• **TASK ITEM**
What is needed is an exact copy of the lines in the entries below from the one holding "Parse this screenshot: output" through the one holding "Decode this image", pictures excluded.

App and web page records

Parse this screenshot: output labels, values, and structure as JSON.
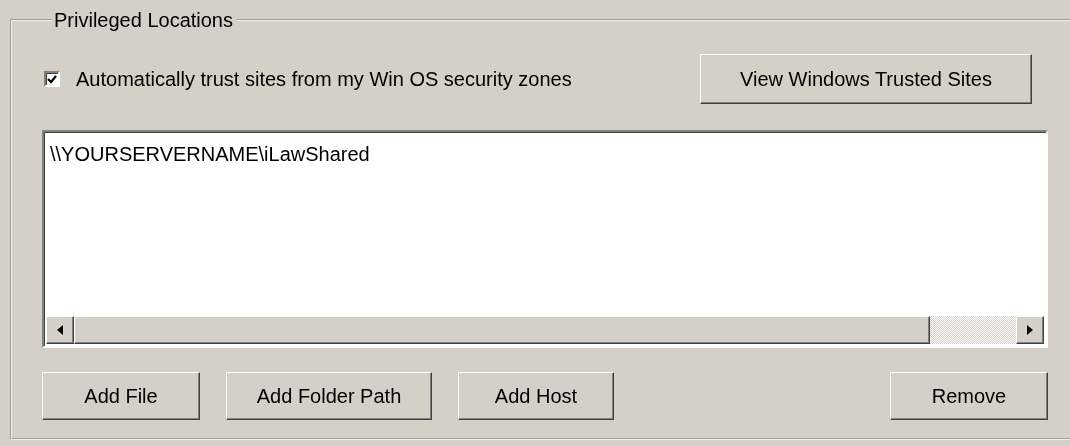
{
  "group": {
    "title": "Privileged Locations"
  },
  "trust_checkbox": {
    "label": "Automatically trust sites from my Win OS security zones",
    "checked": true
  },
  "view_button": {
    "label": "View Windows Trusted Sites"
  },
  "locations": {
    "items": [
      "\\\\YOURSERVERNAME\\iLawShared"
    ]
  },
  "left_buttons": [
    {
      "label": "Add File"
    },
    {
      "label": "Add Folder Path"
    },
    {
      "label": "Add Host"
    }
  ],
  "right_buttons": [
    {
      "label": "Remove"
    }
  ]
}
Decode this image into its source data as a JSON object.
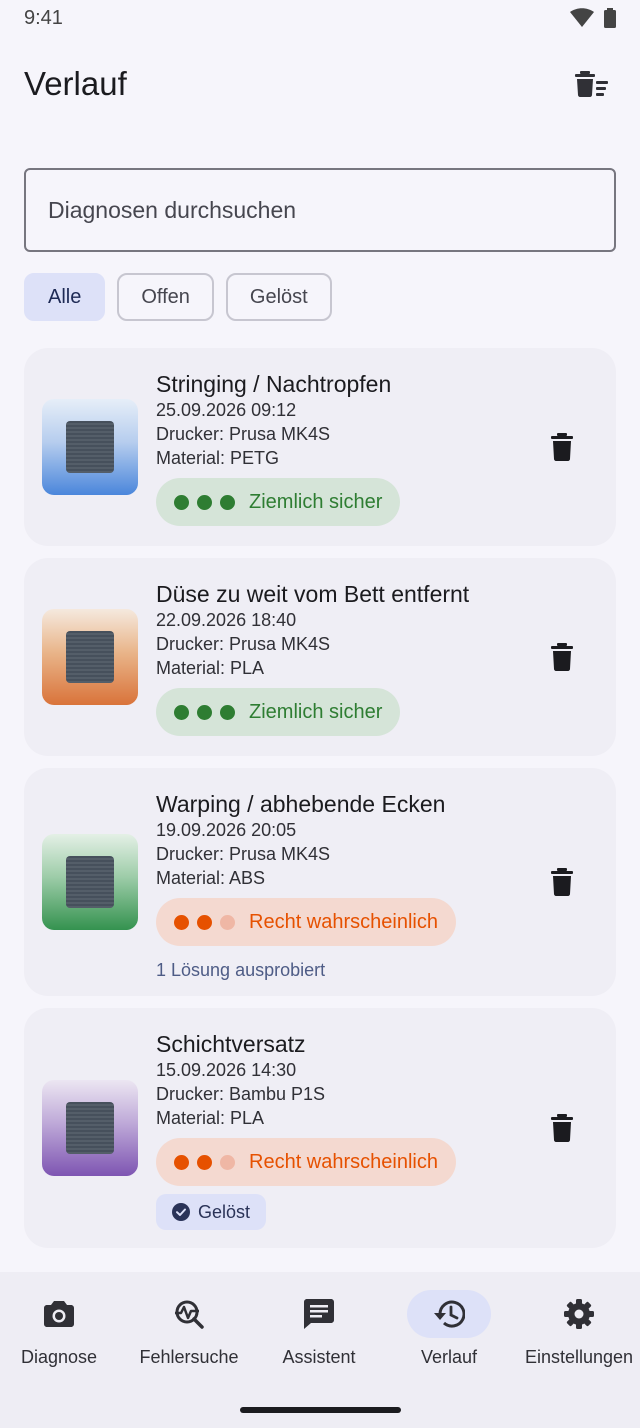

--

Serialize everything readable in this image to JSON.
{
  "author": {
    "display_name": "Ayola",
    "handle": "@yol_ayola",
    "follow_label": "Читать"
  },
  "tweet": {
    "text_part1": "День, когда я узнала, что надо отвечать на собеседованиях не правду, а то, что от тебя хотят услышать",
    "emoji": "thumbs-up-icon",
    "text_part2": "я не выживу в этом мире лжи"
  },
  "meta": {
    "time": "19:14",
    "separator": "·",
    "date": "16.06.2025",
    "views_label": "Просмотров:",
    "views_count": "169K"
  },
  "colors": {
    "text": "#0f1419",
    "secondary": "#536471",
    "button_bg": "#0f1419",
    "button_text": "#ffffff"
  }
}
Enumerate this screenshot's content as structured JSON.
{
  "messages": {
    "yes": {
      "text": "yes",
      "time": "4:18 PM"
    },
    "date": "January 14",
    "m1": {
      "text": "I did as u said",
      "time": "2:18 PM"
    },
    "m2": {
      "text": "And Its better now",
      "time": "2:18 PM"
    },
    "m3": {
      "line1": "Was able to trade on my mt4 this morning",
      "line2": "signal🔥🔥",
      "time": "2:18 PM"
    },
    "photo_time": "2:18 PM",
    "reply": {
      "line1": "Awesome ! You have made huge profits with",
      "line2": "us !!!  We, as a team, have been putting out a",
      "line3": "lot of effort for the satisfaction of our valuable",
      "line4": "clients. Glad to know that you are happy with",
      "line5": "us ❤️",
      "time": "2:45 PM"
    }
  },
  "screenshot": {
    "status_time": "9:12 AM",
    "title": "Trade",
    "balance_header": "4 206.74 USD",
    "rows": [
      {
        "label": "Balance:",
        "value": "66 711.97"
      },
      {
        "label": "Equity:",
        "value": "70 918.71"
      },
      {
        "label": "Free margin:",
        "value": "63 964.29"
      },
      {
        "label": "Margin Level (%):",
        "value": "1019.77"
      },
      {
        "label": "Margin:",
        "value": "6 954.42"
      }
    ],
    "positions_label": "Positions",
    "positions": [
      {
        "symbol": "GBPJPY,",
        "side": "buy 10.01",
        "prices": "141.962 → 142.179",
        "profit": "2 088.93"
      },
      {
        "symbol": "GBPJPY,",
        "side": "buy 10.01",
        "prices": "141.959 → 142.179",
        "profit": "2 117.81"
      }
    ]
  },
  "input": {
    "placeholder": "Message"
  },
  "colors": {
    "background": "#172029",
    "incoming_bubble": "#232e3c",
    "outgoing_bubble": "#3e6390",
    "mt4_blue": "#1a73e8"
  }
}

• **RESPONSE FOR THIS EXERCISE**
Parse this screenshot: output labels, values, and structure as JSON.
{
  "group": {
    "title": "Privileged Locations"
  },
  "trust_checkbox": {
    "label": "Automatically trust sites from my Win OS security zones",
    "checked": true
  },
  "view_button": {
    "label": "View Windows Trusted Sites"
  },
  "locations": {
    "items": [
      "\\\\YOURSERVERNAME\\iLawShared"
    ]
  },
  "left_buttons": [
    {
      "label": "Add File"
    },
    {
      "label": "Add Folder Path"
    },
    {
      "label": "Add Host"
    }
  ],
  "right_buttons": [
    {
      "label": "Remove"
    }
  ]
}
Decode this image into its source data as a JSON object.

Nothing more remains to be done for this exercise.